Fort Wainwright personnel will move an historic UH-1 Huey helicopter from the airfield to the post’s Main Gate Thursday, where it will serve as a symbol of the Army and Army aviation.
Fort Wainwright officials want to move the UH-1 Huey from its perch at Ladd Army Airfield to the Main Gate as a sort of tribute to the post and service it’s a part of.
“It is a nice feature that adds a more Army historic feel to the gate area,” says post spokesperson Eve Baker.
She says post officials also want to follow the example of many other Army installations that park vintage military hardware near their main entrances, like the two tanks outside of Fort Greely’s Main Gate.
“So we’re trying to do that up here, to increase the team spirit, so to speak, as people come on to base to work,” Baker said in an interview Tuesday. “They see military equipment and they know they’re going to work for the Army and serving the United States.”
Baker says folks who’ve been around Fairbanks for a while may recognize the Huey, because it had sat in that area back in the 1990s before post officials moved it 15 years ago.
“It was in 2007 that it was moved on-post, near the headquarters building, before being relocating over to the airfield,” she said. “And now it’s coming back to the front gate.”
The Bell UH-1 Iroquois, popularly known as the UH-1 Huey, earned a reputation as a rugged workhorse during the Vietnam conflict, especially for airborne assault, medevac and transport. Bell Helicopter built more than 16,000 Hueys, which the Army initially designated as the HU-1. That’s where aviators came up with the nickname Huey, which stuck even after the chopper was re-designated the UH-1.
The Army flew Hueys for 42 years before they were retired six years ago, but many refurbished UH-1s are still flying for governmental agencies and commercial aviation companies.

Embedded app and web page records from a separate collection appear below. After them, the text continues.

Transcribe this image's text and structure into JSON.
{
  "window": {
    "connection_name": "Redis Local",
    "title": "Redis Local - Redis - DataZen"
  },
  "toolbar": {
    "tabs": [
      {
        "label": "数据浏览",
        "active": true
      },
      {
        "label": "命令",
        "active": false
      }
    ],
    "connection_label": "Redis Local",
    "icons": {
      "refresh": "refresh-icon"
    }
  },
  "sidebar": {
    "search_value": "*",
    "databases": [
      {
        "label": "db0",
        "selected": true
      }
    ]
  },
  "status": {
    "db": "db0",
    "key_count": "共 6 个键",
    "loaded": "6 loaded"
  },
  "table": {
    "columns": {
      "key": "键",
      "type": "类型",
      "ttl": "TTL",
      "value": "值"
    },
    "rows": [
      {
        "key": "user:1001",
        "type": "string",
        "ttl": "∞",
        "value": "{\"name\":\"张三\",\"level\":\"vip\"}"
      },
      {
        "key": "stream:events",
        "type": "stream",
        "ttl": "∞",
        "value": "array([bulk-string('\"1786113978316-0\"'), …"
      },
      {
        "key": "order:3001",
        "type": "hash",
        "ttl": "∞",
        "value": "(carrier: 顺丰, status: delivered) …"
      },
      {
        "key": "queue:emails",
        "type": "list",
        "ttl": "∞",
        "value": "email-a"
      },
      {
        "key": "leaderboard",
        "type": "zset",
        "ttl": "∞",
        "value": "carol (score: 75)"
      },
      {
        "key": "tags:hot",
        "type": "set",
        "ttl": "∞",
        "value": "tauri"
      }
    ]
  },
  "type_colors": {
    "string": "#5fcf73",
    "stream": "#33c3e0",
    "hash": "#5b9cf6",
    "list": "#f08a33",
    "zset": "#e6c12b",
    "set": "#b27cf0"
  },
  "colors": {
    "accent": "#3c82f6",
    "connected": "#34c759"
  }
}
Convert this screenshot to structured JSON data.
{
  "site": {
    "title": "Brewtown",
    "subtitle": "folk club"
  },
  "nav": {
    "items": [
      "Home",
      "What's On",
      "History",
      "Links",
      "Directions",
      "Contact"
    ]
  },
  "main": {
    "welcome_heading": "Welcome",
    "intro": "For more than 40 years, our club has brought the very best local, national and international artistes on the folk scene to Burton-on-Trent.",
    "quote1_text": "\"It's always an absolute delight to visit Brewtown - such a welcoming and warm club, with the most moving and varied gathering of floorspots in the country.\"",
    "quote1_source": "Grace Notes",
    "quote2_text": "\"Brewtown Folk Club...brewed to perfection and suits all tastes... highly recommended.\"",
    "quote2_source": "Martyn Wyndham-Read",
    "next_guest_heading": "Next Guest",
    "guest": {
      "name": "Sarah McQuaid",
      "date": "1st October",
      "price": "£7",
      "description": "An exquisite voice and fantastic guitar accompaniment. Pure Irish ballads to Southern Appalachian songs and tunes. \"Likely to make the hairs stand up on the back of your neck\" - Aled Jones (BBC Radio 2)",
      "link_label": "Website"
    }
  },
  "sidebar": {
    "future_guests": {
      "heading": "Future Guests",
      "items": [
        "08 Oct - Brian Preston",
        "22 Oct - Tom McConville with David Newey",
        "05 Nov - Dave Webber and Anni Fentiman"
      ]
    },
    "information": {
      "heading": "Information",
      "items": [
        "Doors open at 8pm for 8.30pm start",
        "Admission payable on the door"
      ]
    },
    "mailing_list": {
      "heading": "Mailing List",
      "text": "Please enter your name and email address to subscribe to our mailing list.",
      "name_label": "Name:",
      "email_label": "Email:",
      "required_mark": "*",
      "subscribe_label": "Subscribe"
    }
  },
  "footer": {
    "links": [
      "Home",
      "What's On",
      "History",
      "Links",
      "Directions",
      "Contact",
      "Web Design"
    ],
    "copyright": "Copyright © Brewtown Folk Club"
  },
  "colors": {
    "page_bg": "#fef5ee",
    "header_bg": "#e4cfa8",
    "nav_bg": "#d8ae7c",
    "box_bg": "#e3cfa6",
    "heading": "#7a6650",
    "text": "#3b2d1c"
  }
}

The Sikorski UH-60 Blackhawk and variants replaced the Hueys. And now, UH-60s flying in and out of Ladd field are a common sight in the skies above Fairbanks.